Utah Opera's current production unites veteran "Dutchman" conductor Klauspeter Seibel with leads for whom this is their inaugural foray into Wagner.

In the title role is baritone Nathan Berg. He has a wonderfully lyrical voice. However, at Saturday's performance he lacked conviction in the role, nor did he bring any depth to it. While he does cut a tragic figure, he isn't strong as the Dutchman, and his interpretation desperately craved credibility. Only in the love duet with Senta in Act II did Berg bring feeling and emotion to his role.

Bass Gustav Andreassen as Daland was somewhat better. He, too, has a lyrical voice, and he did bring some depth to his character.

Soprano Lise Lindstrom as Senta gave a solid performance. Her voice is expressive and has a dramatic quality to it that is suited for this role. Her duet with the Dutchman was forceful, and her ballad earlier in the second act was infused with an earnestness that made her longing for a man she had yet to meet real and palpable.

As Erik, tenor Roger Honeywell was compelling. His anguish when he discovers Senta doesn't want him was real and heartfelt.

Contralto Barbara Dever as Mary and tenor Jason Baldwin as the Steersman sang well, as did the Utah Opera Chorus.

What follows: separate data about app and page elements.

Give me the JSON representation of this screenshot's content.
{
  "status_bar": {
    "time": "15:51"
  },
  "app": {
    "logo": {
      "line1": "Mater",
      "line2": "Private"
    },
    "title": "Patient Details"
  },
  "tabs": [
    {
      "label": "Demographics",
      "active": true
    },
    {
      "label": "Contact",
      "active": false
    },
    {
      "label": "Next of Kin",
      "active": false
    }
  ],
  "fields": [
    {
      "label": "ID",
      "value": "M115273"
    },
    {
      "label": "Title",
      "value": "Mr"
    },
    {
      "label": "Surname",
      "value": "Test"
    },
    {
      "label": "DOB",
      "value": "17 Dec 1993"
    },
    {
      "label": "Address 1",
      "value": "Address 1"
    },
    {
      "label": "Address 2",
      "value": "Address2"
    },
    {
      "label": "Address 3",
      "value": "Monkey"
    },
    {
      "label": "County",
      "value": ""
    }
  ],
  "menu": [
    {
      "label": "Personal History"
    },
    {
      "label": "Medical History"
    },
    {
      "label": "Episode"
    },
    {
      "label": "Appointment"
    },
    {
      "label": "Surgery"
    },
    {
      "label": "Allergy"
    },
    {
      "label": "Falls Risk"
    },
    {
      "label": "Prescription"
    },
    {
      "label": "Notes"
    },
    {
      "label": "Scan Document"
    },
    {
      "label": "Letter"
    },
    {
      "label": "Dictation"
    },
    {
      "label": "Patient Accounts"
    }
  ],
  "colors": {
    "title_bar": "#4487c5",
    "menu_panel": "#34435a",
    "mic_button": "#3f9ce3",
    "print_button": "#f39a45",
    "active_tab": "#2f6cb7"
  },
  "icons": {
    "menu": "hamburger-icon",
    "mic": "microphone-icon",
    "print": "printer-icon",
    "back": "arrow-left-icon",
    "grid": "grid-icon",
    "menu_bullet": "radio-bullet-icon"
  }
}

Seibel conducted rather expansively Saturday, which occasionally hindered the dramatic flow of the story. Nor did he always have the Utah Symphony under control. Frequent missed cues and sloppy entrances glaringly detracted from the drama unfolding on the stage.